RECORDS SHOWN
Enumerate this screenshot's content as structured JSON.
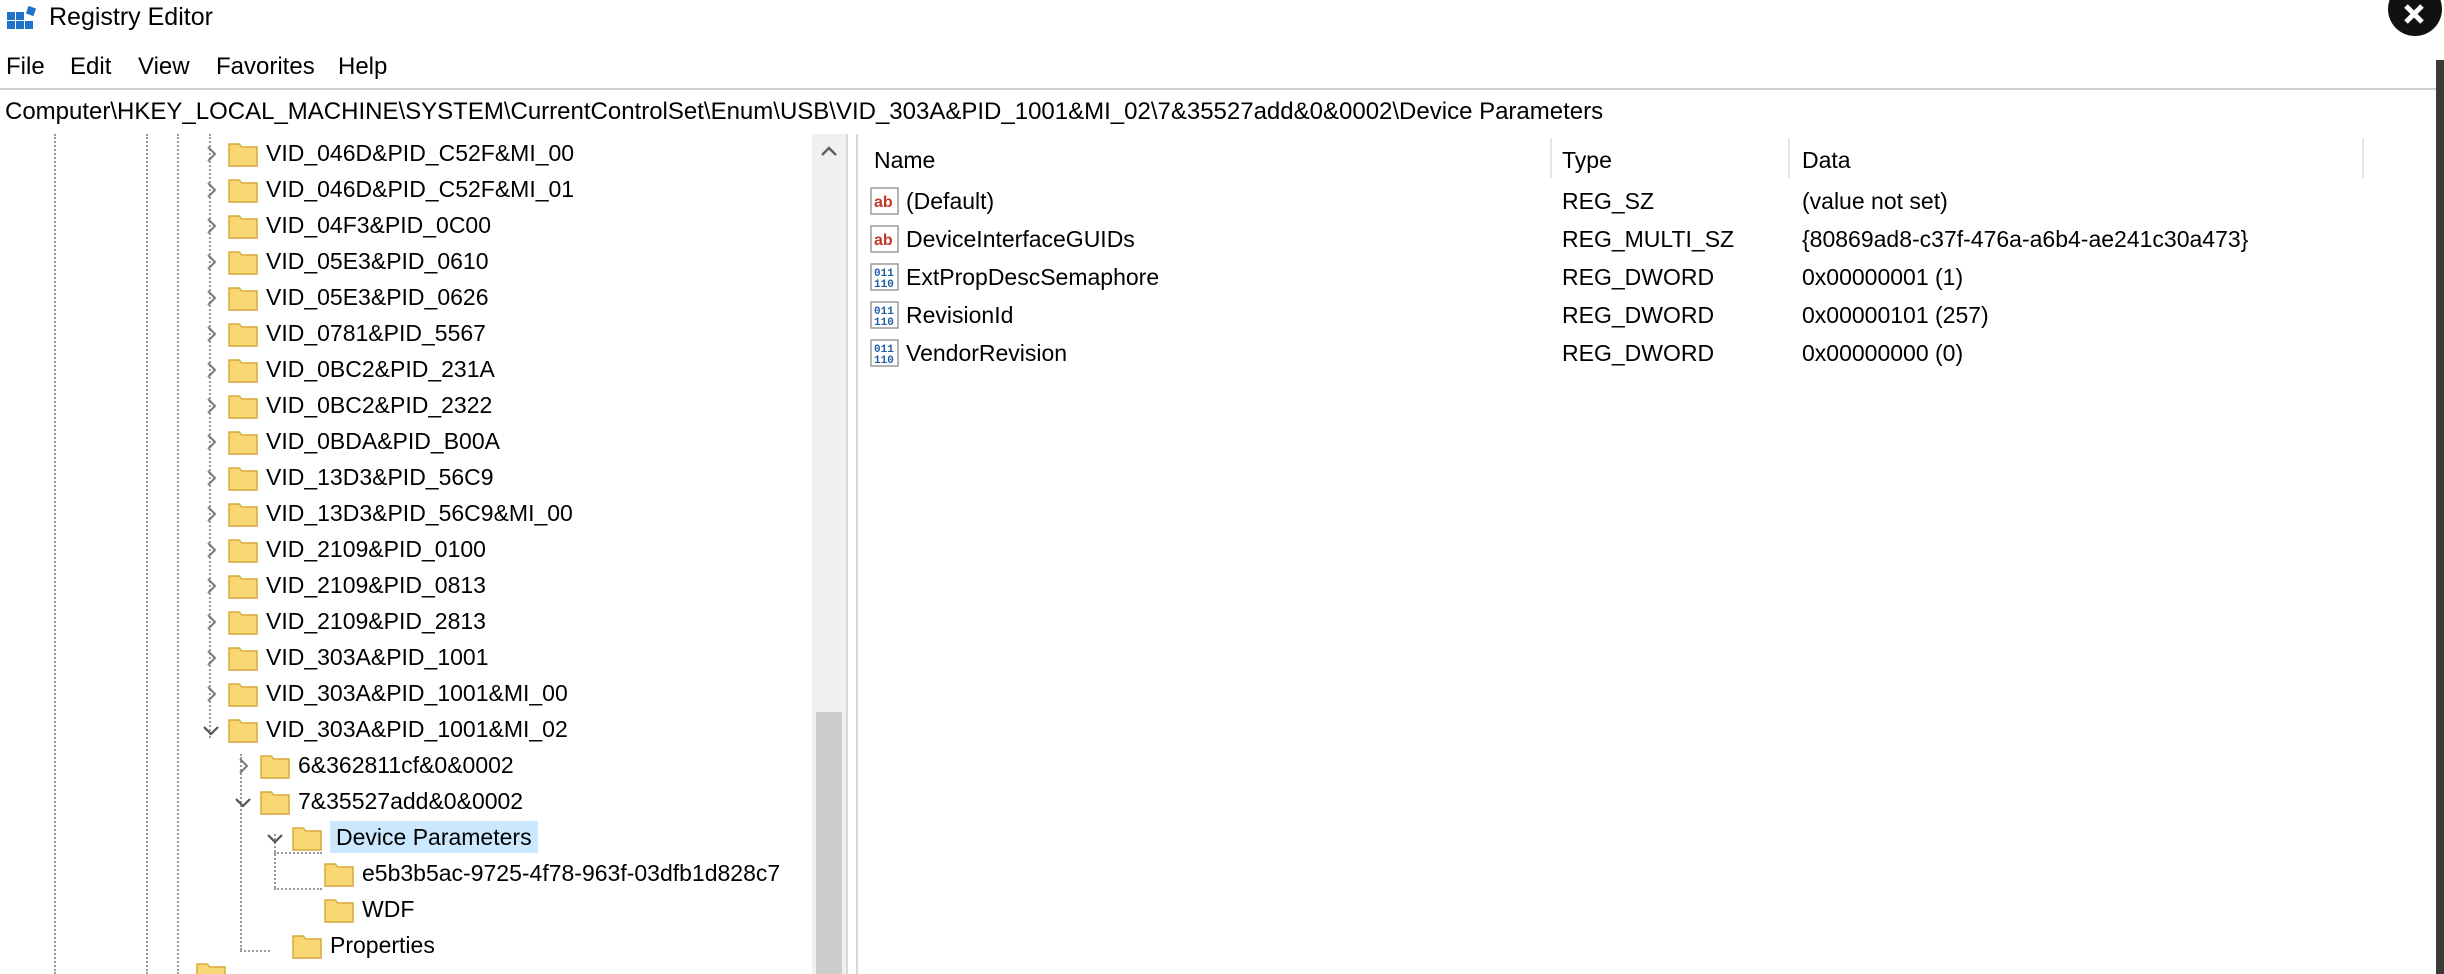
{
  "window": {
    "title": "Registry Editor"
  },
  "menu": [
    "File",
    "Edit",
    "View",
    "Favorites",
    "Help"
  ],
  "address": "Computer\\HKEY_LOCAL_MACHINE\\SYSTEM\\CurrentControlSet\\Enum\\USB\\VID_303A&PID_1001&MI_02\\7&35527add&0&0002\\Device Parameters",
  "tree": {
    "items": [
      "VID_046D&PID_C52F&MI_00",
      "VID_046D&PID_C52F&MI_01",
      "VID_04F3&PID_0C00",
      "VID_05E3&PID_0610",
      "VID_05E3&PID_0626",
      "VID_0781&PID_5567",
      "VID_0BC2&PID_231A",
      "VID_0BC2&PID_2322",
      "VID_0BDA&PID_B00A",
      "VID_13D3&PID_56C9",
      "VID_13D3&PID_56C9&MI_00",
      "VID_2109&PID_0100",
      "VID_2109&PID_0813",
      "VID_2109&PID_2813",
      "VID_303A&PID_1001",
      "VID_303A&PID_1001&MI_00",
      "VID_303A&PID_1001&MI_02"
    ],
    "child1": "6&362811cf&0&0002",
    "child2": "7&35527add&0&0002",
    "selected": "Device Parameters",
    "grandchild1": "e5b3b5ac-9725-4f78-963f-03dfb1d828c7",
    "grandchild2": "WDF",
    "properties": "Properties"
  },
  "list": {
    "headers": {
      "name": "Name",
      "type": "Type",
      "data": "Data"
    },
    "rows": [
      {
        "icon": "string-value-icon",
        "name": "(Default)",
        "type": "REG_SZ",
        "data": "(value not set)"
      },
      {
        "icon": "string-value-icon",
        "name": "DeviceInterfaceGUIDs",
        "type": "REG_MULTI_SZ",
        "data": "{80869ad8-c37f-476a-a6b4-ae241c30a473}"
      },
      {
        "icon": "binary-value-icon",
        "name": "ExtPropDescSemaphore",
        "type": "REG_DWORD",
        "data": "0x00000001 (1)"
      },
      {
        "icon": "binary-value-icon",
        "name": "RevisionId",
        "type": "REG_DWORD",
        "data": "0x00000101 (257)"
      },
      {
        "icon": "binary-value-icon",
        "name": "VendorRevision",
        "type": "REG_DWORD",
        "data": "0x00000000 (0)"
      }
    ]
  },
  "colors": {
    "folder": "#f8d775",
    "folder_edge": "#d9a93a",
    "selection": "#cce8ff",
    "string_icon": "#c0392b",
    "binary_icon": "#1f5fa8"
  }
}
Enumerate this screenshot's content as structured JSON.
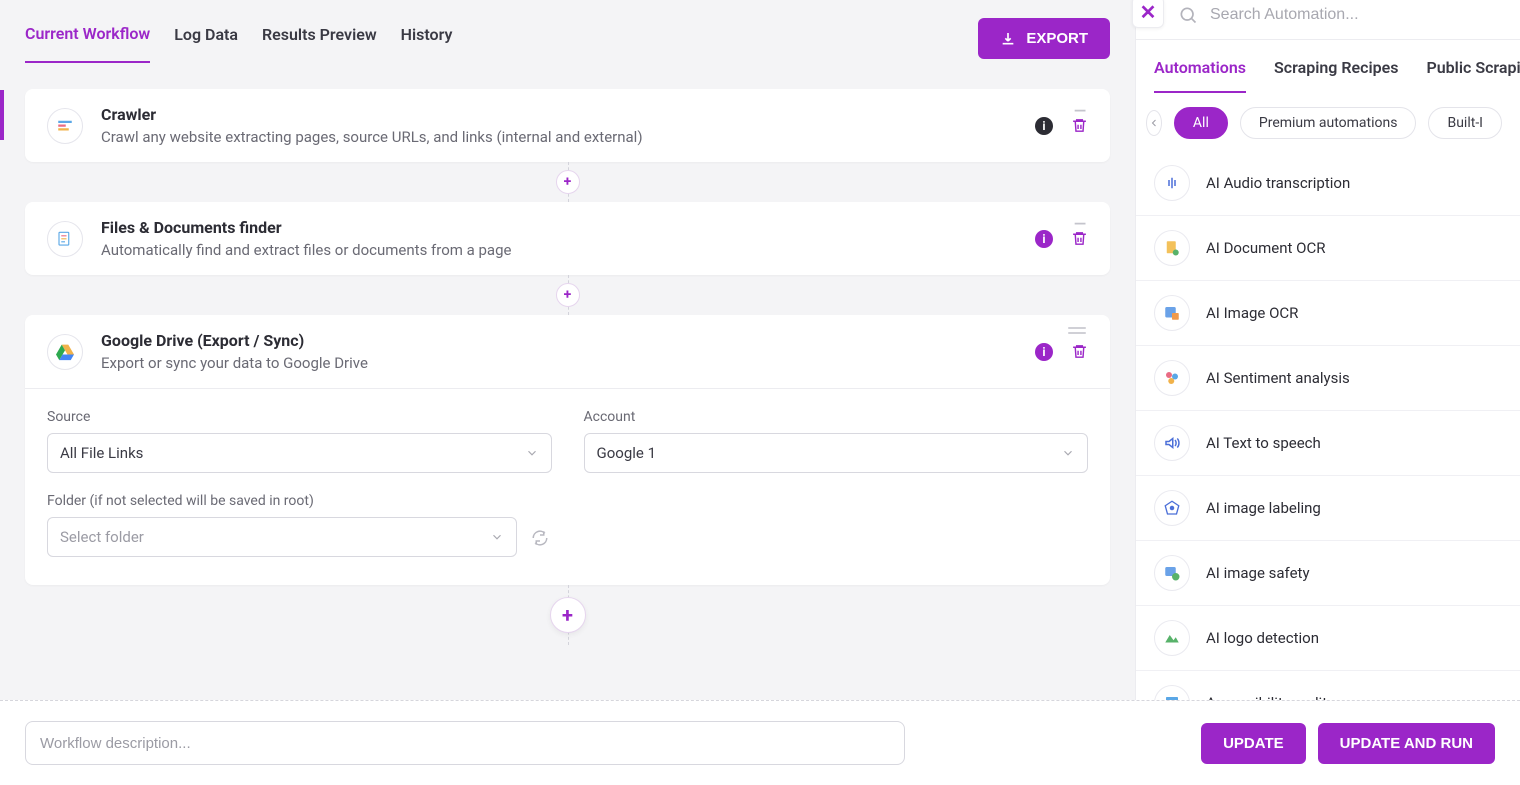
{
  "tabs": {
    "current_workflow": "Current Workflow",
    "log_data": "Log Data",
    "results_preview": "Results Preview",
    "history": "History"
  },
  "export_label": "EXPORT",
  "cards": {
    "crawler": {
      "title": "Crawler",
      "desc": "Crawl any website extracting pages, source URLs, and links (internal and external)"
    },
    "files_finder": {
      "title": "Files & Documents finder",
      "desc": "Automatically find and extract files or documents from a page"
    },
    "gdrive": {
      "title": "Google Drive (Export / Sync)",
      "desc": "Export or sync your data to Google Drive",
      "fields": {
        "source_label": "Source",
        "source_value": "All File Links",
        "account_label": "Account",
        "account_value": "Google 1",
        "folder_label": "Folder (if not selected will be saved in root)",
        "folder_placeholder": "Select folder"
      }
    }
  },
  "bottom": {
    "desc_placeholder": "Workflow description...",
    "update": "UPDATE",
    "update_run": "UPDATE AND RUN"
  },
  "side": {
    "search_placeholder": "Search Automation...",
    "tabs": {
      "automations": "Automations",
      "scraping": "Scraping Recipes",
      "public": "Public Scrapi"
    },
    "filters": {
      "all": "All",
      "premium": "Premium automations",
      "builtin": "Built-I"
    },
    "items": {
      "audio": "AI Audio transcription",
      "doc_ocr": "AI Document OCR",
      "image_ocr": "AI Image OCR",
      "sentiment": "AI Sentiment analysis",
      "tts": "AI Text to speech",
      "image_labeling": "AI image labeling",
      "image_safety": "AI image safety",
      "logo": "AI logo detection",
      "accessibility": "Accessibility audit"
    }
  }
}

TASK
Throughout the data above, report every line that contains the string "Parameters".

SOLUTION FOR THIS PROBLEM
  "address": "Computer\\HKEY_LOCAL_MACHINE\\SYSTEM\\CurrentControlSet\\Enum\\USB\\VID_303A&PID_1001&MI_02\\7&35527add&0&0002\\Device Parameters",
    "selected": "Device Parameters",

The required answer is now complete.